Ok, admit it — you’re a little queasy about the recent “Paddle in Seattle” protests against Shell. It’s not that you questioned their cause: the Arctic is highly sensitive, the risks of an accident are high and Shell’s record in the Arctic is hardly inspiring. Nor did you doubt the effectiveness of a flotilla of tiny Davids standing up — okay, sitting down — against an oily Goliath: Shell’s operational window in the Chukchi Sea is so narrow that any delay in the port permitting process could cause Shell to rethink the whole project.
Rather, what bothered you was the small-picture feel to the campaign. Even if Greenpeace and others involved do stop Shell from wintering its Arctic fleet in Seattle, the victory will be short-lived. As soon as oil prices rise, Shell or a rival will be back for the billions of barrels under the Chukchi. Why? Because, what is actually driving this drama isn’t oil-industry greed, or even the wimpiness of the Obama administration. It is our own insatiable appetite for crude.

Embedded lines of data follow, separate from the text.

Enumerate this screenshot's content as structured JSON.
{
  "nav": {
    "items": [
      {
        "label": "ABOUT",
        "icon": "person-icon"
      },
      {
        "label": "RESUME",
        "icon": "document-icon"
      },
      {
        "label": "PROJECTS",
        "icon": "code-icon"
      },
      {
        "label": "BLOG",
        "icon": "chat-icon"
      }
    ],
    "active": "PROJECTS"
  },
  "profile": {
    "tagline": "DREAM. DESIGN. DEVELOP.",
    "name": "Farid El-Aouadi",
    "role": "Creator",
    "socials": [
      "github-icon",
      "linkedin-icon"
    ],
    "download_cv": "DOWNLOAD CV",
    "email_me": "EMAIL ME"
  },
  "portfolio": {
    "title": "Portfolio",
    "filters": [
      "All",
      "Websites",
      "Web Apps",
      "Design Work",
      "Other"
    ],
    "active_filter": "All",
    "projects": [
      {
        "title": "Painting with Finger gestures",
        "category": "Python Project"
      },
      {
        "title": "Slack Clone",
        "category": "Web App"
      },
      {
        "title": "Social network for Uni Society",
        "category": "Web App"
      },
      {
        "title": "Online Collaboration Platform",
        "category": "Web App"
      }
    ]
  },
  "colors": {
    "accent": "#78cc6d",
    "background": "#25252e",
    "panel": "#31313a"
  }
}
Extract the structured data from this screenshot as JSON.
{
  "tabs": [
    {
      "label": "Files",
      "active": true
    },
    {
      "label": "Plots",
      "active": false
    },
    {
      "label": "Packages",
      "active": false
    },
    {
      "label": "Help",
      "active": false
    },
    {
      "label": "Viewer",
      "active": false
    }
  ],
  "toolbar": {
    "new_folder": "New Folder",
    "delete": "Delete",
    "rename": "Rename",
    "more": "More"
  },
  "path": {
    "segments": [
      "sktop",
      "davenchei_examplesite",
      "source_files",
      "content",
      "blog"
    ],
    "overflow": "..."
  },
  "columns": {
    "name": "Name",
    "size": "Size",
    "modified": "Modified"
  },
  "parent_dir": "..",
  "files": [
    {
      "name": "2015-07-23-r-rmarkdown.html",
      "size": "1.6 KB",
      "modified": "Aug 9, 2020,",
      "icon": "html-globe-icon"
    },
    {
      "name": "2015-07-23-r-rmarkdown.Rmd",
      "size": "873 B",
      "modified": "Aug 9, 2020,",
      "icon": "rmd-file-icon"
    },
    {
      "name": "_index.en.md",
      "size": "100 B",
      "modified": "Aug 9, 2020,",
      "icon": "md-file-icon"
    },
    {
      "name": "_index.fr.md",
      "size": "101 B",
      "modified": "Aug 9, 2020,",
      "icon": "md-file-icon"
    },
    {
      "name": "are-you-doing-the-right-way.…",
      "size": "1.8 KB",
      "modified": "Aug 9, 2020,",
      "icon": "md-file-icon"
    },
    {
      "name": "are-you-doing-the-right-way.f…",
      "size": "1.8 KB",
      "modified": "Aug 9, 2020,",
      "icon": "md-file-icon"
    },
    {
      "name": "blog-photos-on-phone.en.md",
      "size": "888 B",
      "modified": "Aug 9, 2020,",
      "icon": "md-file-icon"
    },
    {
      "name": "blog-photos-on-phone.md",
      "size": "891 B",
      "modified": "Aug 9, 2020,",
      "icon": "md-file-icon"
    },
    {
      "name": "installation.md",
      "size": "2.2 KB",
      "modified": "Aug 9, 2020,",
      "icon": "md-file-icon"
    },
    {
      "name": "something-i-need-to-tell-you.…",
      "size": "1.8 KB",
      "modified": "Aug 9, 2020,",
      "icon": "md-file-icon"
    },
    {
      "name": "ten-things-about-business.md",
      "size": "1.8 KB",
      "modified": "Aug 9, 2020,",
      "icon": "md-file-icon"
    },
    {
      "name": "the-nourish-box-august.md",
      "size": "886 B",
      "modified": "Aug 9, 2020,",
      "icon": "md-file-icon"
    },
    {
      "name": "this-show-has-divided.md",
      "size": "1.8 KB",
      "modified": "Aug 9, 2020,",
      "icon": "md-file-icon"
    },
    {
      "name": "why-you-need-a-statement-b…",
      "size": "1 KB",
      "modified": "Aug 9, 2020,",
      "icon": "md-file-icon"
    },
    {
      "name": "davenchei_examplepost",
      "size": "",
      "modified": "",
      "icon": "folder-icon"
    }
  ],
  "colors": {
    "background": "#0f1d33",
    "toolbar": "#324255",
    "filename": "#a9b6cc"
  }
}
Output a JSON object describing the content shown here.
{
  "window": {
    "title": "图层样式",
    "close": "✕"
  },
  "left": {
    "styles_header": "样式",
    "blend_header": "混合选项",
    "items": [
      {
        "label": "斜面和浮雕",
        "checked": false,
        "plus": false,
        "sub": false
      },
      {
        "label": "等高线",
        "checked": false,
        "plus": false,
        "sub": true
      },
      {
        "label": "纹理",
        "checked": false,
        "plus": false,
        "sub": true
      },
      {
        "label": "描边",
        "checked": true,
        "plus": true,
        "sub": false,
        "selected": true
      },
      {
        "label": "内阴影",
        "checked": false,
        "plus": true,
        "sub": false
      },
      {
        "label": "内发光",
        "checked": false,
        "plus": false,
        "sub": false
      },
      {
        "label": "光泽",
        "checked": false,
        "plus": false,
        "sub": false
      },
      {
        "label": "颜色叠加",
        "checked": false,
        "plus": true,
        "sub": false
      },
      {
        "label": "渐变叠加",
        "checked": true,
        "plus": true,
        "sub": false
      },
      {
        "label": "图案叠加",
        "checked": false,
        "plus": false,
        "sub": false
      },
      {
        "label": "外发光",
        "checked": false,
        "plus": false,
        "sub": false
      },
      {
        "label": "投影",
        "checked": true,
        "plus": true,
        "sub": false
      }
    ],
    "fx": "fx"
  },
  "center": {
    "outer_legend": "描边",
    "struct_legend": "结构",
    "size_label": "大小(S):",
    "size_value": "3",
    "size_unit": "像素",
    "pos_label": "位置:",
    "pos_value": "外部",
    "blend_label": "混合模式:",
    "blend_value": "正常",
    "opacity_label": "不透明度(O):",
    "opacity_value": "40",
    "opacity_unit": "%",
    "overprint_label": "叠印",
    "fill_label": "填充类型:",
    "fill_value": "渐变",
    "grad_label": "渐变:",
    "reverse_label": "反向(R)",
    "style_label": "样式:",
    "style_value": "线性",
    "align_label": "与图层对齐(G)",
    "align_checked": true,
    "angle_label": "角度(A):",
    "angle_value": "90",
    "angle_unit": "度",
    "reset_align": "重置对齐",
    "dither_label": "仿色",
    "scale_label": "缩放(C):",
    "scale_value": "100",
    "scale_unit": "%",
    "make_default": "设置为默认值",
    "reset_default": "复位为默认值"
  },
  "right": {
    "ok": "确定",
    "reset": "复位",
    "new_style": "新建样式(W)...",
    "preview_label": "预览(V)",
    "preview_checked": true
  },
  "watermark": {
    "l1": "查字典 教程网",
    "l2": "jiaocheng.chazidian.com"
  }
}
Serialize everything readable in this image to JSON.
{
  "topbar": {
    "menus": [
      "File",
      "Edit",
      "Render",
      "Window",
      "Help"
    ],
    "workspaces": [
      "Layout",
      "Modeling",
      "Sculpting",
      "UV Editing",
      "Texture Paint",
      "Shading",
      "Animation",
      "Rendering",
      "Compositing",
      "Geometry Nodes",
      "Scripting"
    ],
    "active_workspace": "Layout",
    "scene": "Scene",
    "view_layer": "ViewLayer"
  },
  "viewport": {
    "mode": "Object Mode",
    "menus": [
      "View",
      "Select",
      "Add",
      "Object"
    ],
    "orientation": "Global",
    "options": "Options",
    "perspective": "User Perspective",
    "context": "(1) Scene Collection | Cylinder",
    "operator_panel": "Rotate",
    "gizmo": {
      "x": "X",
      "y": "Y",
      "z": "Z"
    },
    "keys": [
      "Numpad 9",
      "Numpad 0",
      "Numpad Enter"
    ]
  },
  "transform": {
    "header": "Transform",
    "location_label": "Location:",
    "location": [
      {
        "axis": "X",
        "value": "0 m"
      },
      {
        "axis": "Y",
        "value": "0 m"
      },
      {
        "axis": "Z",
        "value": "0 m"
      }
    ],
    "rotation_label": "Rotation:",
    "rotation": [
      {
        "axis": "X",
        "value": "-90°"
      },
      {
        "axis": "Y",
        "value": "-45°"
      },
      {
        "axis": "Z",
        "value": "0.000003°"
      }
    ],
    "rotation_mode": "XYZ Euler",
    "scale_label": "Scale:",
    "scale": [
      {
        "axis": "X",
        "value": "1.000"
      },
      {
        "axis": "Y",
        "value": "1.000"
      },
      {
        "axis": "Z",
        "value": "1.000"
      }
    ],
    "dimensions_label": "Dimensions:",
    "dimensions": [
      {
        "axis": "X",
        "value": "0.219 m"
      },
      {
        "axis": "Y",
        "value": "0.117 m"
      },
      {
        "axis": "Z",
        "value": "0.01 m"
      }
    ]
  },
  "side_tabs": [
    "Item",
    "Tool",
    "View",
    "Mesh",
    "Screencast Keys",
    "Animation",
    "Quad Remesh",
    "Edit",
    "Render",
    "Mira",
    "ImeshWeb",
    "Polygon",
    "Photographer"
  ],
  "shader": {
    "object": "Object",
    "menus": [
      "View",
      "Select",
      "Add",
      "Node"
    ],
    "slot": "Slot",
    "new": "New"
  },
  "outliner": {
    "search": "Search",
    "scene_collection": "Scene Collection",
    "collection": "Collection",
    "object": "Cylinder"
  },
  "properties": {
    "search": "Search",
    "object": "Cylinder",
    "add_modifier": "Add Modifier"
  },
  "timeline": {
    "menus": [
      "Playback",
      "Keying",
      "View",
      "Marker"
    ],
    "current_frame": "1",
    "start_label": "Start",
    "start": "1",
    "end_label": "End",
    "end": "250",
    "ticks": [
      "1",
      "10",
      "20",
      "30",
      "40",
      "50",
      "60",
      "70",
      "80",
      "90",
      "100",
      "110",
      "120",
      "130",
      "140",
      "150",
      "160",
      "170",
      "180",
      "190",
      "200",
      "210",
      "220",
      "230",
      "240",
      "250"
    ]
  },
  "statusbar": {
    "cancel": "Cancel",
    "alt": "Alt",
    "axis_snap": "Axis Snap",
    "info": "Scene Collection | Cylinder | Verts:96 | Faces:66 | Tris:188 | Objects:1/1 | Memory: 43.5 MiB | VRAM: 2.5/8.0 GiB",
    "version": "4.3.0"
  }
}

Put another way, unless the zeal we saw on Elliott Bay can somehow be channeled toward the more complicated, and less glamorous, task of curbing that demand, the “Paddle for Seattle” will ultimately be less political action than performance art.
Read the whole article in Crosscut.com
Colin brings his thoughtful interview style to the book. Listen here.
On November 12, I had the privilege to guest host on “Surveillance”, Bloomberg’s morning show, with Tom Keene, Scarlet Fu, and Brendan Greeley. Co-bantered with former Reagan budgetmeister David Stockman. Intimidating, exhilarating, and edifying all at once. You can watch it here.
Read the excerpt on Alternet
Something profound and disturbing happened between the 1970s and the present. “The consumer marketplace effectively moved inside the self, and is now inseparable from not only our desires and decisions, but also our very identities.” It is a big statement but Paul Roberts makes a persuasive case that even as the market allows us to instantly gratify our desires through computer technology and easy access to credit, the increasing emphasis on short-term self-interest at the expense of long-term social cohesion is leaving us anxious and insecure. Our response to which is to buy more stuff. This unprecedented power to shape our identities at an individual level, says Roberts, leaves us unable to make sacrifices for the common good. The Impulse Society is a compelling analysis of an unprecedented economic phenomenon and its psychological and social consequences.
Sydney Morning Herald